Task:
Although the entries hold pictures, only their words are printed back, exactly as given.

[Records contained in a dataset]
◇ ◇ ◇ ◇ ◇ ◇ ◇

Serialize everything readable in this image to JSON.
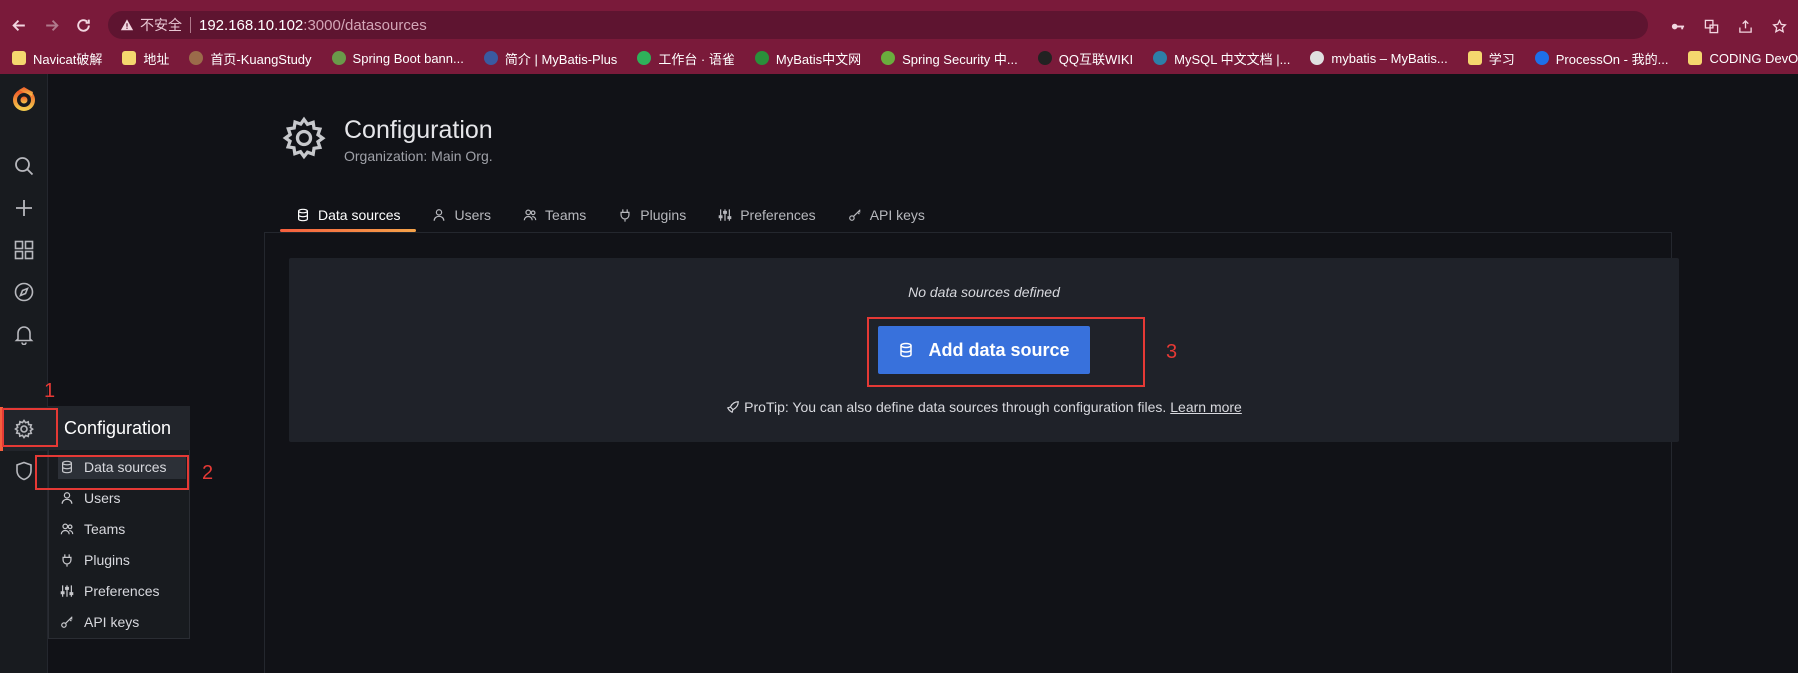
{
  "browser": {
    "insecure_label": "不安全",
    "url_host": "192.168.10.102",
    "url_rest": ":3000/datasources"
  },
  "bookmarks": [
    {
      "label": "Navicat破解",
      "icon": "folder-icon",
      "color": "#f5d76e"
    },
    {
      "label": "地址",
      "icon": "folder-icon",
      "color": "#f5d76e"
    },
    {
      "label": "首页-KuangStudy",
      "icon": "site-icon",
      "color": "#9b6b4a"
    },
    {
      "label": "Spring Boot bann...",
      "icon": "site-icon",
      "color": "#6a9a4a"
    },
    {
      "label": "简介 | MyBatis-Plus",
      "icon": "site-icon",
      "color": "#3a5aa0"
    },
    {
      "label": "工作台 · 语雀",
      "icon": "site-icon",
      "color": "#2fb15a"
    },
    {
      "label": "MyBatis中文网",
      "icon": "site-icon",
      "color": "#2a8f3a"
    },
    {
      "label": "Spring Security 中...",
      "icon": "site-icon",
      "color": "#6aad3d"
    },
    {
      "label": "QQ互联WIKI",
      "icon": "site-icon",
      "color": "#222222"
    },
    {
      "label": "MySQL 中文文档 |...",
      "icon": "site-icon",
      "color": "#2d7fa8"
    },
    {
      "label": "mybatis – MyBatis...",
      "icon": "site-icon",
      "color": "#e0e0e0"
    },
    {
      "label": "学习",
      "icon": "folder-icon",
      "color": "#f5d76e"
    },
    {
      "label": "ProcessOn - 我的...",
      "icon": "site-icon",
      "color": "#1e6fe8"
    },
    {
      "label": "CODING DevOps",
      "icon": "folder-icon",
      "color": "#f5d76e"
    }
  ],
  "page": {
    "title": "Configuration",
    "subtitle": "Organization: Main Org."
  },
  "tabs": [
    {
      "label": "Data sources",
      "icon": "database-icon",
      "active": true
    },
    {
      "label": "Users",
      "icon": "user-icon"
    },
    {
      "label": "Teams",
      "icon": "users-icon"
    },
    {
      "label": "Plugins",
      "icon": "plug-icon"
    },
    {
      "label": "Preferences",
      "icon": "sliders-icon"
    },
    {
      "label": "API keys",
      "icon": "key-icon"
    }
  ],
  "empty_state": {
    "message": "No data sources defined",
    "button_label": "Add data source",
    "protip_text": "ProTip: You can also define data sources through configuration files.",
    "protip_link": "Learn more"
  },
  "submenu": {
    "title": "Configuration",
    "items": [
      {
        "label": "Data sources",
        "icon": "database-icon"
      },
      {
        "label": "Users",
        "icon": "user-icon"
      },
      {
        "label": "Teams",
        "icon": "users-icon"
      },
      {
        "label": "Plugins",
        "icon": "plug-icon"
      },
      {
        "label": "Preferences",
        "icon": "sliders-icon"
      },
      {
        "label": "API keys",
        "icon": "key-icon"
      }
    ]
  },
  "annotations": [
    "1",
    "2",
    "3"
  ],
  "colors": {
    "browser_chrome": "#7a1a3a",
    "background": "#111217",
    "sidebar": "#181b1f",
    "primary_button": "#3871dc",
    "accent": "#f55f3e",
    "annotation_red": "#e53935"
  }
}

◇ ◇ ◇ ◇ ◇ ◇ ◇

Problem solution:
Serialize everything readable in this image to JSON.
{
  "browser": {
    "insecure_label": "不安全",
    "url_host": "192.168.10.102",
    "url_rest": ":3000/datasources"
  },
  "bookmarks": [
    {
      "label": "Navicat破解",
      "icon": "folder-icon",
      "color": "#f5d76e"
    },
    {
      "label": "地址",
      "icon": "folder-icon",
      "color": "#f5d76e"
    },
    {
      "label": "首页-KuangStudy",
      "icon": "site-icon",
      "color": "#9b6b4a"
    },
    {
      "label": "Spring Boot bann...",
      "icon": "site-icon",
      "color": "#6a9a4a"
    },
    {
      "label": "简介 | MyBatis-Plus",
      "icon": "site-icon",
      "color": "#3a5aa0"
    },
    {
      "label": "工作台 · 语雀",
      "icon": "site-icon",
      "color": "#2fb15a"
    },
    {
      "label": "MyBatis中文网",
      "icon": "site-icon",
      "color": "#2a8f3a"
    },
    {
      "label": "Spring Security 中...",
      "icon": "site-icon",
      "color": "#6aad3d"
    },
    {
      "label": "QQ互联WIKI",
      "icon": "site-icon",
      "color": "#222222"
    },
    {
      "label": "MySQL 中文文档 |...",
      "icon": "site-icon",
      "color": "#2d7fa8"
    },
    {
      "label": "mybatis – MyBatis...",
      "icon": "site-icon",
      "color": "#e0e0e0"
    },
    {
      "label": "学习",
      "icon": "folder-icon",
      "color": "#f5d76e"
    },
    {
      "label": "ProcessOn - 我的...",
      "icon": "site-icon",
      "color": "#1e6fe8"
    },
    {
      "label": "CODING DevOps",
      "icon": "folder-icon",
      "color": "#f5d76e"
    }
  ],
  "page": {
    "title": "Configuration",
    "subtitle": "Organization: Main Org."
  },
  "tabs": [
    {
      "label": "Data sources",
      "icon": "database-icon",
      "active": true
    },
    {
      "label": "Users",
      "icon": "user-icon"
    },
    {
      "label": "Teams",
      "icon": "users-icon"
    },
    {
      "label": "Plugins",
      "icon": "plug-icon"
    },
    {
      "label": "Preferences",
      "icon": "sliders-icon"
    },
    {
      "label": "API keys",
      "icon": "key-icon"
    }
  ],
  "empty_state": {
    "message": "No data sources defined",
    "button_label": "Add data source",
    "protip_text": "ProTip: You can also define data sources through configuration files.",
    "protip_link": "Learn more"
  },
  "submenu": {
    "title": "Configuration",
    "items": [
      {
        "label": "Data sources",
        "icon": "database-icon"
      },
      {
        "label": "Users",
        "icon": "user-icon"
      },
      {
        "label": "Teams",
        "icon": "users-icon"
      },
      {
        "label": "Plugins",
        "icon": "plug-icon"
      },
      {
        "label": "Preferences",
        "icon": "sliders-icon"
      },
      {
        "label": "API keys",
        "icon": "key-icon"
      }
    ]
  },
  "annotations": [
    "1",
    "2",
    "3"
  ],
  "colors": {
    "browser_chrome": "#7a1a3a",
    "background": "#111217",
    "sidebar": "#181b1f",
    "primary_button": "#3871dc",
    "accent": "#f55f3e",
    "annotation_red": "#e53935"
  }
}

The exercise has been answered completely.